How much maths is in A level physics?
You might be interested in studying physics at A level but are concerned about how much maths this will entail. If you struggle with maths or are just generally curious about how much maths would be involved, read on for more information!
Physics as a subject
Physics is one of the three main branches of science that studies matter, energy, force, motion, and everything in between. Its main aim is to understand the concept of how the universe behaves. A level physics is incredibly respected as a qualification, especially as it is one of the most challenging A levels you could pick!
But don’t let this put you off – with hard work and motivation, hiring an online a level physics tutor, students can do very well in physics. Whilst you’ll learn about a wide range of complex concepts and theories, it is certainly true that there are maths questions involved in this subject. Students will have to learn to tackle these to get a decent grade.
A whole lot of maths!
Out of the three science subjects, physics includes the most mathematical questions, even more so than chemistry. Many say that physics A level is dominated by maths. Indeed, a large percentage of the questions focus on mathematical concepts and formulas. Whilst some of the questions may only require basic calculations such as calculating the force of an object, the A level exams will certainly become more demanding by the end of the paper!
Many students are shocked to find how much maths is actually involved in physics A level and struggle with it. Students are often required to have advanced knowledge of mathematical concepts to do well in physics. This is why it’s often recommended that students study maths A level alongside physics A level just to get by. It’s common knowledge that these two subjects complement each other. However, choosing maths to aid your physics knowledge might be crucial to securing a decent grade in physics.
In the bigger picture
Whilst you’ll still be learning about a broad range of scientific physical knowledge within the A level physics specification you take, be prepared for the science to be paired with maths. If maths isn’t your strongest subject, you might want to consider avoiding physics as well as maths due to how mathematically demanding this subject is.

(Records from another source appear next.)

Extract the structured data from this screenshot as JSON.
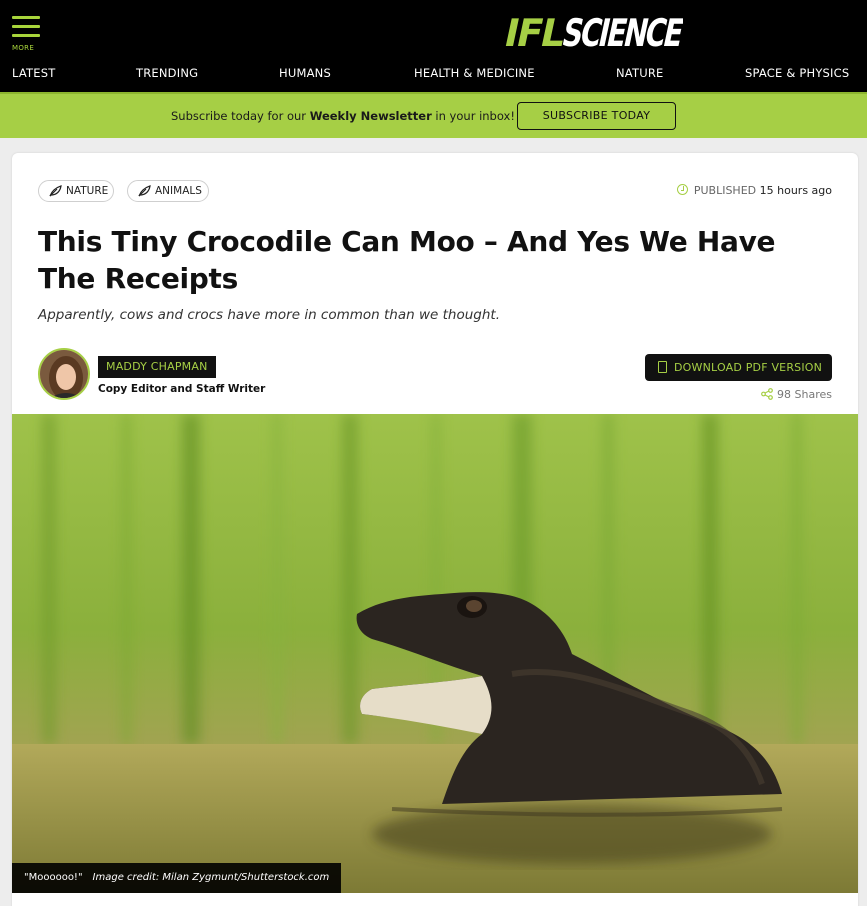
{
  "header": {
    "menu_label": "MORE",
    "logo_text": "IFLSCIENCE",
    "nav": [
      {
        "label": "LATEST"
      },
      {
        "label": "TRENDING"
      },
      {
        "label": "HUMANS"
      },
      {
        "label": "HEALTH & MEDICINE"
      },
      {
        "label": "NATURE"
      },
      {
        "label": "SPACE & PHYSICS"
      }
    ]
  },
  "newsletter": {
    "text_before": "Subscribe today for our ",
    "text_bold": "Weekly Newsletter",
    "text_after": " in your inbox!",
    "button_label": "SUBSCRIBE TODAY"
  },
  "article": {
    "tags": [
      {
        "label": "NATURE"
      },
      {
        "label": "ANIMALS"
      }
    ],
    "published_label": "PUBLISHED",
    "published_time": "15 hours ago",
    "title": "This Tiny Crocodile Can Moo – And Yes We Have The Receipts",
    "subtitle": "Apparently, cows and crocs have more in common than we thought.",
    "author": {
      "name": "MADDY CHAPMAN",
      "role": "Copy Editor and Staff Writer"
    },
    "pdf_button": "DOWNLOAD PDF VERSION",
    "shares": "98 Shares",
    "image": {
      "caption": "\"Moooooo!\"",
      "credit": "Image credit: Milan Zygmunt/Shutterstock.com"
    }
  },
  "colors": {
    "brand_green": "#a6cf45",
    "header_bg": "#000000"
  },
  "icons": [
    "menu-icon",
    "leaf-icon",
    "clock-icon",
    "pdf-icon",
    "share-icon"
  ]
}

With A levels, you should always play to your strengths because of how advanced and complex they are. However, if you’re an incredibly hardworking student, you might be able to get by in physics, even if you struggle with maths. You can target your weaker areas and even get a tutor to help you work on the mathematical questions to get you used to what might come up in the physics exam.
In conclusion, it can definitely be said that there is a lot of maths within physics A level. Both A level maths and physics can develop certain skills including problem-solving and analytical thinking. They work side by side, with calculations being a big part of both subjects.